The fact that Resolution 2016-02 includes a financial component does not insulate it from challenge by voter referendum. The resolution does not represent the ordinary working or budgeting of the City. As the City itself emphasizes in its briefing, the new water rate master plan was the product of an ad hoc group that studied the City's water infrastructure and billing rate structure. The resolution represents policy choices and marks out a different approach to the City's water infrastructure and rates. For this reason, Wilde's referendum was not subject to the exception on voter referendum powers made for measures that will undermine ongoing and essential governmental services and budgeting.
We reject the City's reliance on Citizens for Jobs & the Economy v. County of Orange (2002) 94 Cal.App.4th 1311 [115 Cal.Rptr.2d 90]. Citizens for Jobs arose out of the voters' approval of an initiative that required future electorate ratification of certain land use projects prior to their effect — even if approved by the board of supervisors. (Id. at p. 1328.) Citizens for Jobs held the initiative was "clearly beyond the power of the electorate" for several reasons, one of which was that "[i]t interferes with the essential government functions of fiscal planning and land use planning." (Id. at p. 1324.) Wilde's referendum, however, contains no prohibition on the City's future ability to study, plan, or implement a new water rate plan in the event voters approve the referendum. Wilde's referendum seeks repeal of Resolution 2016-02 without constraining the City in its ability to formulate and implement a different water rate master plan.

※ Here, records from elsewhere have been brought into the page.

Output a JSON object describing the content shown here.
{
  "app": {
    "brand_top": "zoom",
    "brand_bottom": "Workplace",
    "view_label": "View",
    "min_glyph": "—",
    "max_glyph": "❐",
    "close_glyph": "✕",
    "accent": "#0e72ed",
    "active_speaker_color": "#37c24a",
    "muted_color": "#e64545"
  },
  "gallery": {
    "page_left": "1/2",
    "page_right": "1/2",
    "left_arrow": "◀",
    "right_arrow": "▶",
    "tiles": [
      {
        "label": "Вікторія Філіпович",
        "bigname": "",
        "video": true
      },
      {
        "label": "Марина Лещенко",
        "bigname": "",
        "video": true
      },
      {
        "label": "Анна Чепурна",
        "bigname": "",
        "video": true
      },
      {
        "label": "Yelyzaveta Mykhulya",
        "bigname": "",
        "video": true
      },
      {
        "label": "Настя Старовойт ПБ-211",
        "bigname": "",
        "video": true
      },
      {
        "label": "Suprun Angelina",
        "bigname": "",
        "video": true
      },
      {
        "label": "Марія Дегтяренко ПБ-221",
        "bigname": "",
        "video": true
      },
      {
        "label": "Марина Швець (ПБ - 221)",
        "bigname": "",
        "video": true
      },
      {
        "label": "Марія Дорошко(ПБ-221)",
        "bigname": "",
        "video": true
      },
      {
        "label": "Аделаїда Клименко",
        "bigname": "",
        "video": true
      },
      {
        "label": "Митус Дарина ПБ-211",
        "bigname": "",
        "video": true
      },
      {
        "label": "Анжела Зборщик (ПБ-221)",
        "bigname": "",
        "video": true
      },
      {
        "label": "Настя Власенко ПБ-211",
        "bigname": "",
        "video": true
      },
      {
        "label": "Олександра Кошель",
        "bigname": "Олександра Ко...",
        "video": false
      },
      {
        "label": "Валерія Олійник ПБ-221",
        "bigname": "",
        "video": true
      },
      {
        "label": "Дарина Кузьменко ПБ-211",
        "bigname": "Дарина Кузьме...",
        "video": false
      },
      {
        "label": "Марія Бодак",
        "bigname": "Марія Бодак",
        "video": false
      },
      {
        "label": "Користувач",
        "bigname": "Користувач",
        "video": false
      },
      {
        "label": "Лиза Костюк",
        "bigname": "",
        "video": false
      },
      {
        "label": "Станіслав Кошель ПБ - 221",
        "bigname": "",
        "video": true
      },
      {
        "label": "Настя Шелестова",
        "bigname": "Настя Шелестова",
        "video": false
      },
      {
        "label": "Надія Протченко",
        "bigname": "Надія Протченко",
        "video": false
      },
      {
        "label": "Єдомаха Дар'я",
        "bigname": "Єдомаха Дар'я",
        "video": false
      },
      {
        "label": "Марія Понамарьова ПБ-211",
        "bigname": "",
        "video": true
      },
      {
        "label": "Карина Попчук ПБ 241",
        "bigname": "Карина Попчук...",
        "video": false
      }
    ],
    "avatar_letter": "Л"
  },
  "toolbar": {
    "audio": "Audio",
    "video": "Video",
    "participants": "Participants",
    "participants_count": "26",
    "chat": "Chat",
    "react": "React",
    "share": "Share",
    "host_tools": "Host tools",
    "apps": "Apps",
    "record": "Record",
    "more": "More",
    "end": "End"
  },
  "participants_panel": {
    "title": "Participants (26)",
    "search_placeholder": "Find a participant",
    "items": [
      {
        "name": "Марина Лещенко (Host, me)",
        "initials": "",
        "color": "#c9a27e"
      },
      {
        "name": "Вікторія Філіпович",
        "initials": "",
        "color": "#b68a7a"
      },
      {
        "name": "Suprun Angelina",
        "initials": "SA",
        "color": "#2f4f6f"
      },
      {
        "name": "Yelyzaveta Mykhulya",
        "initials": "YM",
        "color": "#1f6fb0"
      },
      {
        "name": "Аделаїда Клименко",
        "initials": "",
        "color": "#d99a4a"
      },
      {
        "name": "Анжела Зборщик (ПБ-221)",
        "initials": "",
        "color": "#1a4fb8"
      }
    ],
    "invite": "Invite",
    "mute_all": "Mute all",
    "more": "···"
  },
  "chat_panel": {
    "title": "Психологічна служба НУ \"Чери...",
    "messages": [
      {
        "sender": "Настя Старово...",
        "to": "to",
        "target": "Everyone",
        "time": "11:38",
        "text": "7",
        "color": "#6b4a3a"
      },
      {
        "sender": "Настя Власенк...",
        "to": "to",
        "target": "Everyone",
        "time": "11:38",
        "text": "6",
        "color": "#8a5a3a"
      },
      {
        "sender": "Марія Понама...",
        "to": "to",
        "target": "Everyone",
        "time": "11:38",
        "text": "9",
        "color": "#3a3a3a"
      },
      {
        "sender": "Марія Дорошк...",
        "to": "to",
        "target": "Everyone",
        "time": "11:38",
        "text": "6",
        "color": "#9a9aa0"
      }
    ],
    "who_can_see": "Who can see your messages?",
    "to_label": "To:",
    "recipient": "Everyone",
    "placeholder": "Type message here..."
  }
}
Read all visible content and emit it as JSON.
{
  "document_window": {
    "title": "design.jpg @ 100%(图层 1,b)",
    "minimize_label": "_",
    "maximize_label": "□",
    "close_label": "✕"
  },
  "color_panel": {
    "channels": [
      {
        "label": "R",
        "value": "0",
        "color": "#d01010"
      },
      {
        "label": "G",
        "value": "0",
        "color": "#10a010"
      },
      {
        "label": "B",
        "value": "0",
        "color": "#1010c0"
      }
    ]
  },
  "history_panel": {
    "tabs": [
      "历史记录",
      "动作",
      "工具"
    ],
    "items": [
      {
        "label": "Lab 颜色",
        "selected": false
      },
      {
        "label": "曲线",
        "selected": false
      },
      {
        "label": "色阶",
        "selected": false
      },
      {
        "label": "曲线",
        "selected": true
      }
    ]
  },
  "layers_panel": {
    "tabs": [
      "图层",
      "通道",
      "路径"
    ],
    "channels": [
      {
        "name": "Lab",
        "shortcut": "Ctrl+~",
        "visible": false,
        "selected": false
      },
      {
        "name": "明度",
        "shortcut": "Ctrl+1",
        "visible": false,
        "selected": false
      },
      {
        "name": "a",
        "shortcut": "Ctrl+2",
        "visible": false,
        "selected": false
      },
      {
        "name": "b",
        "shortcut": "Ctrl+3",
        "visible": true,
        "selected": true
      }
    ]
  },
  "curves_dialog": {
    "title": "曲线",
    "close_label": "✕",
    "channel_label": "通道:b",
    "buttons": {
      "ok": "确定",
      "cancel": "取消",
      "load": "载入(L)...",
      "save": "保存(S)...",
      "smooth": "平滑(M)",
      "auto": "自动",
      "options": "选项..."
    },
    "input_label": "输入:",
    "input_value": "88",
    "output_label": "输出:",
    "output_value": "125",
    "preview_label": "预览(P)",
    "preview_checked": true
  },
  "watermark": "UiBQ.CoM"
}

For the same reason, we are not persuaded by the City's reliance on City of Atascadero v. Daly (1982) 135 Cal.App.3d 466 [185 Cal.Rptr. 228]. City of Atascadero involved a proposed initiative ordinance that "would have required the City to submit any revenue-raising measure to the voters for their approval before the measure could be implemented." (Id. at p. 468.) The proposed initiative was invalidated as a voter usurpation of the power to tax and as "an unlawful attempt to impair essential governmental functions through interference with the administration of the City's fiscal powers." (Id. at p. 470.) The continuing validity of this decision is questionable after the California Supreme Court in Rossi mentioned City of Atascadero as one of the decisions in harmony with the overruled decisions in Myers, supra, 241 Cal.App.2d 237 and Dare, supra, 12 Cal.App.3d 864. (Rossi, supra, 9 Cal.4th at p. 705.) In any event, as we explained in our examination of Citizens for Jobs & the Economy v. County of Orange, supra, 94 Cal.App.4th 1311,
Because Wilde's referendum does not undermine the City's ability to provide essential government services, she is entitled to have her referendum placed on the ballot.
The judgment of dismissal of Leslie T. Wilde's petition for a writ of mandate is reversed and the case is remanded to the trial court with directions to issue a peremptory writ of mandate ordering the voter registrar to place Wilde's referendum on the ballot for the next municipal election. Leslie T. Wilde shall recover her costs on appeal. (Cal. Rules of Court, rule 8.278(a)(1) & (2).)
Butz, Acting P. J., and Murray, J., concurred.